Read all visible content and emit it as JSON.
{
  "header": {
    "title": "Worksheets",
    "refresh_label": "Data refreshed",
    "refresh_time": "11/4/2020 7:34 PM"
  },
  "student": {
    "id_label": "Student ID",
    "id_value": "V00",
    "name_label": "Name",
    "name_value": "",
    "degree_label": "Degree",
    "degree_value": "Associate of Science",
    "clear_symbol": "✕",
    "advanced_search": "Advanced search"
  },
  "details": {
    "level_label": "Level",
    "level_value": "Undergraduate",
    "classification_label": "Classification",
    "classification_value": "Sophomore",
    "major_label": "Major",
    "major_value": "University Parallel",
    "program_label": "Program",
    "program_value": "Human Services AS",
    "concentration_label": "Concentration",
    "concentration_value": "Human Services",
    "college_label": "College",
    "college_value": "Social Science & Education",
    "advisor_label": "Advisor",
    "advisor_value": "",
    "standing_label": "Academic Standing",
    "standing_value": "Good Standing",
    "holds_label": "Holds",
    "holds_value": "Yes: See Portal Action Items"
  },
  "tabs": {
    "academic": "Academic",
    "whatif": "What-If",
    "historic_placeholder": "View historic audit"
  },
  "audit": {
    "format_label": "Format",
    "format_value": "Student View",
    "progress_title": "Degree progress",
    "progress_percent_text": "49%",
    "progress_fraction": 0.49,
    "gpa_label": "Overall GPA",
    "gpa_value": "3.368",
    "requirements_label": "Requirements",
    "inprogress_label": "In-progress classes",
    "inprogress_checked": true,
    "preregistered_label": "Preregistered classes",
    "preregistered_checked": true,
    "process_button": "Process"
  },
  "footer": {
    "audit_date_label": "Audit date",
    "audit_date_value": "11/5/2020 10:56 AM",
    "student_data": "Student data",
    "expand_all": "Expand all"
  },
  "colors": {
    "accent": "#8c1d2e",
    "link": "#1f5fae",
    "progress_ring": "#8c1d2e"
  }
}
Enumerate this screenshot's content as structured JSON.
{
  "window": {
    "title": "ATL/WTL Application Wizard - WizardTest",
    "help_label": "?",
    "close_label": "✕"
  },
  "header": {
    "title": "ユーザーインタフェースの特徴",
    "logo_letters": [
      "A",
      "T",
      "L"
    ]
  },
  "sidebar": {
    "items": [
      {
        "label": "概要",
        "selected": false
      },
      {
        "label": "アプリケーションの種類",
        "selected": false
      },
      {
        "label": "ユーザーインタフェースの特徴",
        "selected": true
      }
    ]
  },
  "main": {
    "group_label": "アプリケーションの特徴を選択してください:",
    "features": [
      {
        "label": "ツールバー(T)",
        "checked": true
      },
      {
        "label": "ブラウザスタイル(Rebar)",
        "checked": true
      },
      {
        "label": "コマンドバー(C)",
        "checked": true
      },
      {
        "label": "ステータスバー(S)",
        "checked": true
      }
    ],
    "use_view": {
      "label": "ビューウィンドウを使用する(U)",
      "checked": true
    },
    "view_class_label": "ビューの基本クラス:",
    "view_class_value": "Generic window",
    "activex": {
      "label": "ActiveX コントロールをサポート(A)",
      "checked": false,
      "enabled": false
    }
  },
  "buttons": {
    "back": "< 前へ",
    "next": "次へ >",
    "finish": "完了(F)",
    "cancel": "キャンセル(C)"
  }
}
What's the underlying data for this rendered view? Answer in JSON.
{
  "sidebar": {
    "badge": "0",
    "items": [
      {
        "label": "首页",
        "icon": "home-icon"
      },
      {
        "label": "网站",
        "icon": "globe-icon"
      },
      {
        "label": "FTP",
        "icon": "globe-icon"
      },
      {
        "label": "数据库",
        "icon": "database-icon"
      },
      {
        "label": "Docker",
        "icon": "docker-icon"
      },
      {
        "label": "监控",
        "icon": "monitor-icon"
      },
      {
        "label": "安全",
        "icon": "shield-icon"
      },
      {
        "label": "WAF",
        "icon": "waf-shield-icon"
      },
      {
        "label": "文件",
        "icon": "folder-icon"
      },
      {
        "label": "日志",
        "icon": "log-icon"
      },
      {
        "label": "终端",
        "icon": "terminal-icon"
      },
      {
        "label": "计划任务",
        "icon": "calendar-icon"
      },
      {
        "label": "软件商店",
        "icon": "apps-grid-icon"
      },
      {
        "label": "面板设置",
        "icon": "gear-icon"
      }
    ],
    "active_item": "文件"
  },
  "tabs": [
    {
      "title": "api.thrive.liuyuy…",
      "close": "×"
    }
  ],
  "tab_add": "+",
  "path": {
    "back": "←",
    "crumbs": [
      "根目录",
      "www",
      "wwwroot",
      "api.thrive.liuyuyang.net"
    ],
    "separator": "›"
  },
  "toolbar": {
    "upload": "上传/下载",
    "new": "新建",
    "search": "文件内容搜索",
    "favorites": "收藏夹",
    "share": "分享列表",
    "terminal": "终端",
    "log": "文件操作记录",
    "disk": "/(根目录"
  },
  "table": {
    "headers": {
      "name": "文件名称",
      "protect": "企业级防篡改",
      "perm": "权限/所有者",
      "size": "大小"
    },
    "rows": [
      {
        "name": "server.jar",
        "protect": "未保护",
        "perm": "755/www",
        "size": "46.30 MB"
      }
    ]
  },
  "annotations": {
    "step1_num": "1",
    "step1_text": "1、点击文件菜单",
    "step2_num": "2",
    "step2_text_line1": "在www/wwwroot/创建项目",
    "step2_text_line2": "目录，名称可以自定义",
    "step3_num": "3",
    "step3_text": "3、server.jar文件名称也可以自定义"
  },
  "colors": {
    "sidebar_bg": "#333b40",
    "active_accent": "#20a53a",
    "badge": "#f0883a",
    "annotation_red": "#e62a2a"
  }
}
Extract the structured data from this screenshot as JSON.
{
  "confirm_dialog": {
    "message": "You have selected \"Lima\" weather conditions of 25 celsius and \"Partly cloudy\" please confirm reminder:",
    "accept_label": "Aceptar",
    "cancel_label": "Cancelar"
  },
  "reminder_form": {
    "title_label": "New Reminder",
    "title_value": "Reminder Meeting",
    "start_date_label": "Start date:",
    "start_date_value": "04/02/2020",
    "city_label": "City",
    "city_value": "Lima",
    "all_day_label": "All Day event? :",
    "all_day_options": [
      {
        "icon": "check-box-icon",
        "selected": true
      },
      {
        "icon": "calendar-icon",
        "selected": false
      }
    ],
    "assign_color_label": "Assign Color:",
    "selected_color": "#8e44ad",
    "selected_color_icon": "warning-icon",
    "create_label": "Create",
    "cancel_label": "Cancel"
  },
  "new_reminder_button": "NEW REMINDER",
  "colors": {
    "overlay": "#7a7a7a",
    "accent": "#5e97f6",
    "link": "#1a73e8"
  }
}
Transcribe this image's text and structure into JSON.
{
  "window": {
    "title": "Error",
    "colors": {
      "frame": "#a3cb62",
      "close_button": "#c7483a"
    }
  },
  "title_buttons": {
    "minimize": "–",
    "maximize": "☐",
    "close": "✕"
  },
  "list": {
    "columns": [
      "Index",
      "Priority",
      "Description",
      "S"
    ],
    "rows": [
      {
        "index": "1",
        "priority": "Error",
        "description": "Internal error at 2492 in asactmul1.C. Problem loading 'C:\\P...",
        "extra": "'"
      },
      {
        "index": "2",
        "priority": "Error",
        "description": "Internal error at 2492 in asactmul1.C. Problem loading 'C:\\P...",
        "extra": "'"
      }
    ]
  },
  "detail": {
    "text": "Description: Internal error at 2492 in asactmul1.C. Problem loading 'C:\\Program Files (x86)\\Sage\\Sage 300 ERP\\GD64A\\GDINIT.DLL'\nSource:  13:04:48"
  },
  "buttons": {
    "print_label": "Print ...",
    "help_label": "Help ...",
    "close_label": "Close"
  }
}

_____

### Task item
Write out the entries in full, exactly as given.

### Answer to the problem
Read all visible content and emit it as JSON.
{
  "header": {
    "title": "Worksheets",
    "refresh_label": "Data refreshed",
    "refresh_time": "11/4/2020 7:34 PM"
  },
  "student": {
    "id_label": "Student ID",
    "id_value": "V00",
    "name_label": "Name",
    "name_value": "",
    "degree_label": "Degree",
    "degree_value": "Associate of Science",
    "clear_symbol": "✕",
    "advanced_search": "Advanced search"
  },
  "details": {
    "level_label": "Level",
    "level_value": "Undergraduate",
    "classification_label": "Classification",
    "classification_value": "Sophomore",
    "major_label": "Major",
    "major_value": "University Parallel",
    "program_label": "Program",
    "program_value": "Human Services AS",
    "concentration_label": "Concentration",
    "concentration_value": "Human Services",
    "college_label": "College",
    "college_value": "Social Science & Education",
    "advisor_label": "Advisor",
    "advisor_value": "",
    "standing_label": "Academic Standing",
    "standing_value": "Good Standing",
    "holds_label": "Holds",
    "holds_value": "Yes: See Portal Action Items"
  },
  "tabs": {
    "academic": "Academic",
    "whatif": "What-If",
    "historic_placeholder": "View historic audit"
  },
  "audit": {
    "format_label": "Format",
    "format_value": "Student View",
    "progress_title": "Degree progress",
    "progress_percent_text": "49%",
    "progress_fraction": 0.49,
    "gpa_label": "Overall GPA",
    "gpa_value": "3.368",
    "requirements_label": "Requirements",
    "inprogress_label": "In-progress classes",
    "inprogress_checked": true,
    "preregistered_label": "Preregistered classes",
    "preregistered_checked": true,
    "process_button": "Process"
  },
  "footer": {
    "audit_date_label": "Audit date",
    "audit_date_value": "11/5/2020 10:56 AM",
    "student_data": "Student data",
    "expand_all": "Expand all"
  },
  "colors": {
    "accent": "#8c1d2e",
    "link": "#1f5fae",
    "progress_ring": "#8c1d2e"
  }
}
Enumerate this screenshot's content as structured JSON.
{
  "window": {
    "title": "ATL/WTL Application Wizard - WizardTest",
    "help_label": "?",
    "close_label": "✕"
  },
  "header": {
    "title": "ユーザーインタフェースの特徴",
    "logo_letters": [
      "A",
      "T",
      "L"
    ]
  },
  "sidebar": {
    "items": [
      {
        "label": "概要",
        "selected": false
      },
      {
        "label": "アプリケーションの種類",
        "selected": false
      },
      {
        "label": "ユーザーインタフェースの特徴",
        "selected": true
      }
    ]
  },
  "main": {
    "group_label": "アプリケーションの特徴を選択してください:",
    "features": [
      {
        "label": "ツールバー(T)",
        "checked": true
      },
      {
        "label": "ブラウザスタイル(Rebar)",
        "checked": true
      },
      {
        "label": "コマンドバー(C)",
        "checked": true
      },
      {
        "label": "ステータスバー(S)",
        "checked": true
      }
    ],
    "use_view": {
      "label": "ビューウィンドウを使用する(U)",
      "checked": true
    },
    "view_class_label": "ビューの基本クラス:",
    "view_class_value": "Generic window",
    "activex": {
      "label": "ActiveX コントロールをサポート(A)",
      "checked": false,
      "enabled": false
    }
  },
  "buttons": {
    "back": "< 前へ",
    "next": "次へ >",
    "finish": "完了(F)",
    "cancel": "キャンセル(C)"
  }
}
What's the underlying data for this rendered view? Answer in JSON.
{
  "sidebar": {
    "badge": "0",
    "items": [
      {
        "label": "首页",
        "icon": "home-icon"
      },
      {
        "label": "网站",
        "icon": "globe-icon"
      },
      {
        "label": "FTP",
        "icon": "globe-icon"
      },
      {
        "label": "数据库",
        "icon": "database-icon"
      },
      {
        "label": "Docker",
        "icon": "docker-icon"
      },
      {
        "label": "监控",
        "icon": "monitor-icon"
      },
      {
        "label": "安全",
        "icon": "shield-icon"
      },
      {
        "label": "WAF",
        "icon": "waf-shield-icon"
      },
      {
        "label": "文件",
        "icon": "folder-icon"
      },
      {
        "label": "日志",
        "icon": "log-icon"
      },
      {
        "label": "终端",
        "icon": "terminal-icon"
      },
      {
        "label": "计划任务",
        "icon": "calendar-icon"
      },
      {
        "label": "软件商店",
        "icon": "apps-grid-icon"
      },
      {
        "label": "面板设置",
        "icon": "gear-icon"
      }
    ],
    "active_item": "文件"
  },
  "tabs": [
    {
      "title": "api.thrive.liuyuy…",
      "close": "×"
    }
  ],
  "tab_add": "+",
  "path": {
    "back": "←",
    "crumbs": [
      "根目录",
      "www",
      "wwwroot",
      "api.thrive.liuyuyang.net"
    ],
    "separator": "›"
  },
  "toolbar": {
    "upload": "上传/下载",
    "new": "新建",
    "search": "文件内容搜索",
    "favorites": "收藏夹",
    "share": "分享列表",
    "terminal": "终端",
    "log": "文件操作记录",
    "disk": "/(根目录"
  },
  "table": {
    "headers": {
      "name": "文件名称",
      "protect": "企业级防篡改",
      "perm": "权限/所有者",
      "size": "大小"
    },
    "rows": [
      {
        "name": "server.jar",
        "protect": "未保护",
        "perm": "755/www",
        "size": "46.30 MB"
      }
    ]
  },
  "annotations": {
    "step1_num": "1",
    "step1_text": "1、点击文件菜单",
    "step2_num": "2",
    "step2_text_line1": "在www/wwwroot/创建项目",
    "step2_text_line2": "目录，名称可以自定义",
    "step3_num": "3",
    "step3_text": "3、server.jar文件名称也可以自定义"
  },
  "colors": {
    "sidebar_bg": "#333b40",
    "active_accent": "#20a53a",
    "badge": "#f0883a",
    "annotation_red": "#e62a2a"
  }
}
Extract the structured data from this screenshot as JSON.
{
  "confirm_dialog": {
    "message": "You have selected \"Lima\" weather conditions of 25 celsius and \"Partly cloudy\" please confirm reminder:",
    "accept_label": "Aceptar",
    "cancel_label": "Cancelar"
  },
  "reminder_form": {
    "title_label": "New Reminder",
    "title_value": "Reminder Meeting",
    "start_date_label": "Start date:",
    "start_date_value": "04/02/2020",
    "city_label": "City",
    "city_value": "Lima",
    "all_day_label": "All Day event? :",
    "all_day_options": [
      {
        "icon": "check-box-icon",
        "selected": true
      },
      {
        "icon": "calendar-icon",
        "selected": false
      }
    ],
    "assign_color_label": "Assign Color:",
    "selected_color": "#8e44ad",
    "selected_color_icon": "warning-icon",
    "create_label": "Create",
    "cancel_label": "Cancel"
  },
  "new_reminder_button": "NEW REMINDER",
  "colors": {
    "overlay": "#7a7a7a",
    "accent": "#5e97f6",
    "link": "#1a73e8"
  }
}
Transcribe this image's text and structure into JSON.
{
  "window": {
    "title": "Error",
    "colors": {
      "frame": "#a3cb62",
      "close_button": "#c7483a"
    }
  },
  "title_buttons": {
    "minimize": "–",
    "maximize": "☐",
    "close": "✕"
  },
  "list": {
    "columns": [
      "Index",
      "Priority",
      "Description",
      "S"
    ],
    "rows": [
      {
        "index": "1",
        "priority": "Error",
        "description": "Internal error at 2492 in asactmul1.C. Problem loading 'C:\\P...",
        "extra": "'"
      },
      {
        "index": "2",
        "priority": "Error",
        "description": "Internal error at 2492 in asactmul1.C. Problem loading 'C:\\P...",
        "extra": "'"
      }
    ]
  },
  "detail": {
    "text": "Description: Internal error at 2492 in asactmul1.C. Problem loading 'C:\\Program Files (x86)\\Sage\\Sage 300 ERP\\GD64A\\GDINIT.DLL'\nSource:  13:04:48"
  },
  "buttons": {
    "print_label": "Print ...",
    "help_label": "Help ...",
    "close_label": "Close"
  }
}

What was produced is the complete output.